(Items from a dataset)

○ ○ ○ ○ ○ ○ ○

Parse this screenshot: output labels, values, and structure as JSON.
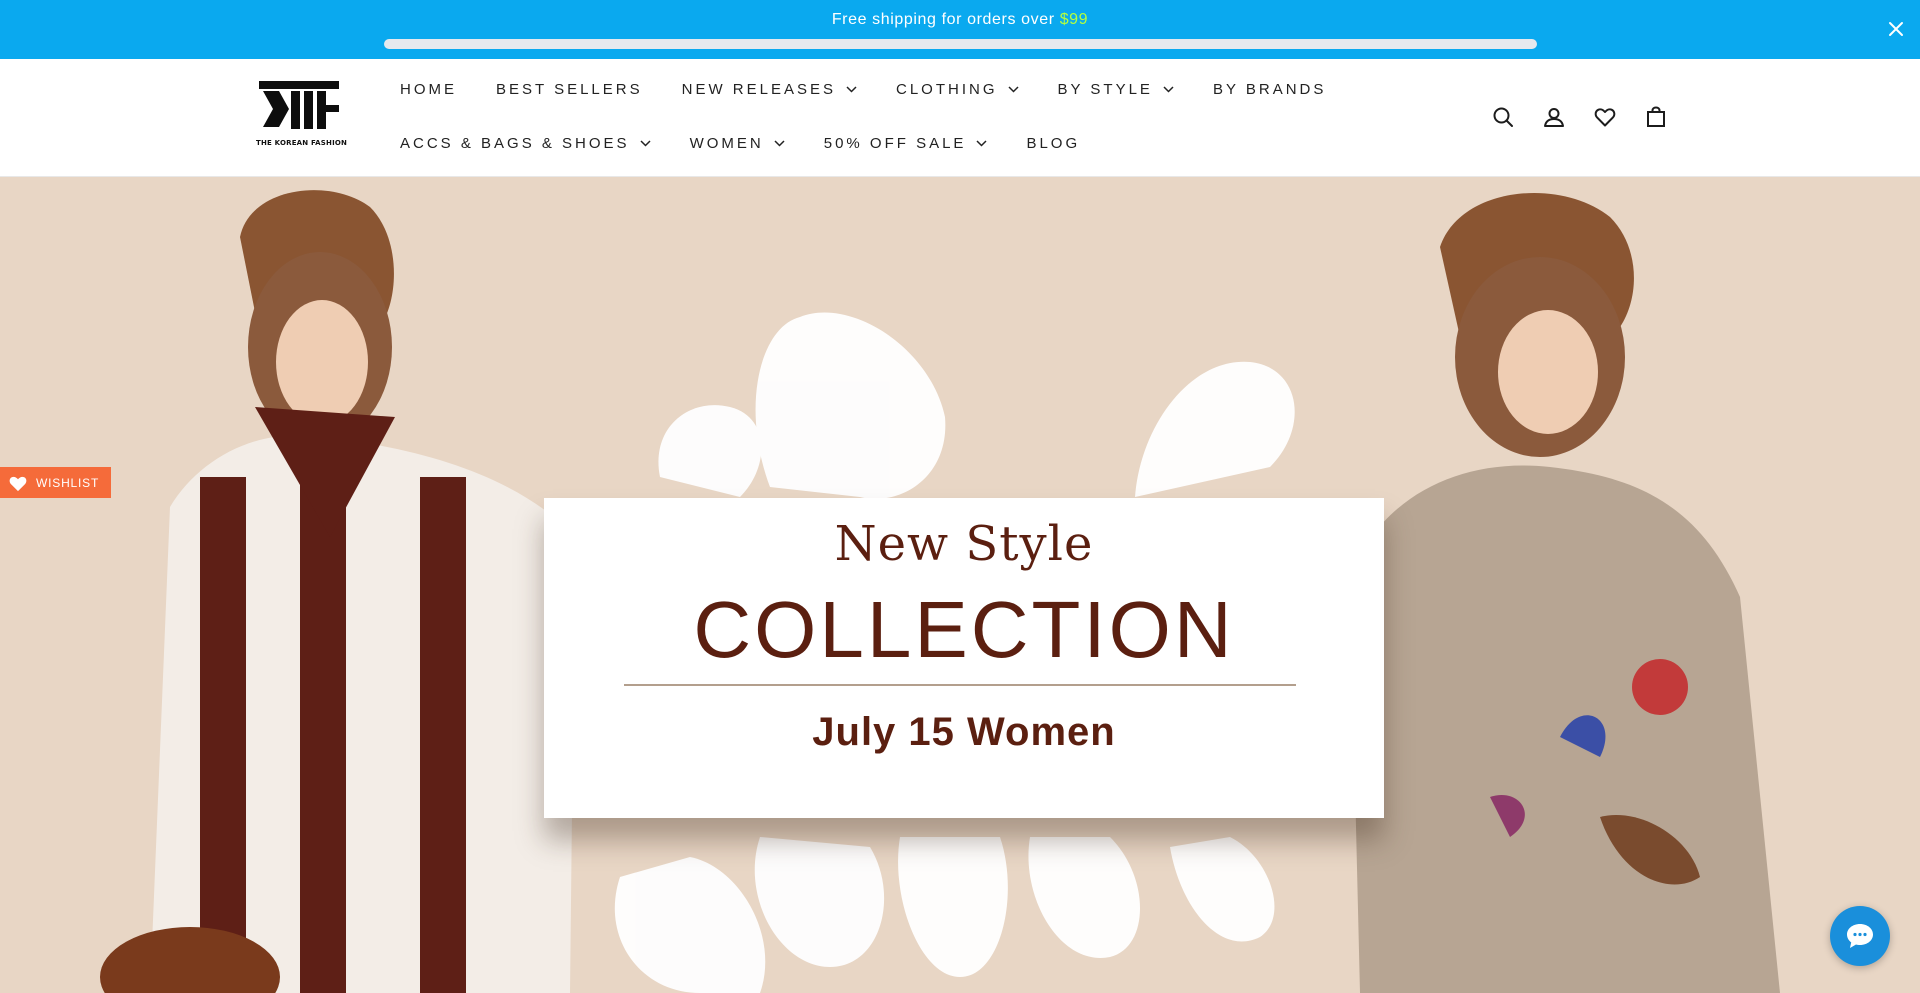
{
  "announcement": {
    "text": "Free shipping for orders over ",
    "amount": "$99",
    "amount_color": "#b6ff3d",
    "background": "#0aa9ef",
    "progress": 0
  },
  "header": {
    "logo_text": "THE KOREAN FASHION",
    "nav_row1": [
      {
        "label": "HOME",
        "has_dropdown": false
      },
      {
        "label": "BEST SELLERS",
        "has_dropdown": false
      },
      {
        "label": "NEW RELEASES",
        "has_dropdown": true
      },
      {
        "label": "CLOTHING",
        "has_dropdown": true
      },
      {
        "label": "BY STYLE",
        "has_dropdown": true
      },
      {
        "label": "BY BRANDS",
        "has_dropdown": false
      }
    ],
    "nav_row2": [
      {
        "label": "ACCS & BAGS & SHOES",
        "has_dropdown": true
      },
      {
        "label": "WOMEN",
        "has_dropdown": true
      },
      {
        "label": "50% OFF SALE",
        "has_dropdown": true
      },
      {
        "label": "BLOG",
        "has_dropdown": false
      }
    ],
    "icons": [
      "search-icon",
      "account-icon",
      "wishlist-heart-icon",
      "cart-bag-icon"
    ]
  },
  "hero": {
    "kicker": "New Style",
    "title": "COLLECTION",
    "subtitle": "July 15 Women",
    "text_color": "#5b1f10",
    "background": "#e8d6c5"
  },
  "wishlist_tab": {
    "label": "WISHLIST",
    "color": "#f56b3a"
  },
  "chat": {
    "icon": "chat-bubble-icon",
    "color": "#1a8fdb"
  }
}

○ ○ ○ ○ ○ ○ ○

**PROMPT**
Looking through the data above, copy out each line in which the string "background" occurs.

**WRITTEN SOLUTION**
    "background": "#0aa9ef",
    "background": "#e8d6c5"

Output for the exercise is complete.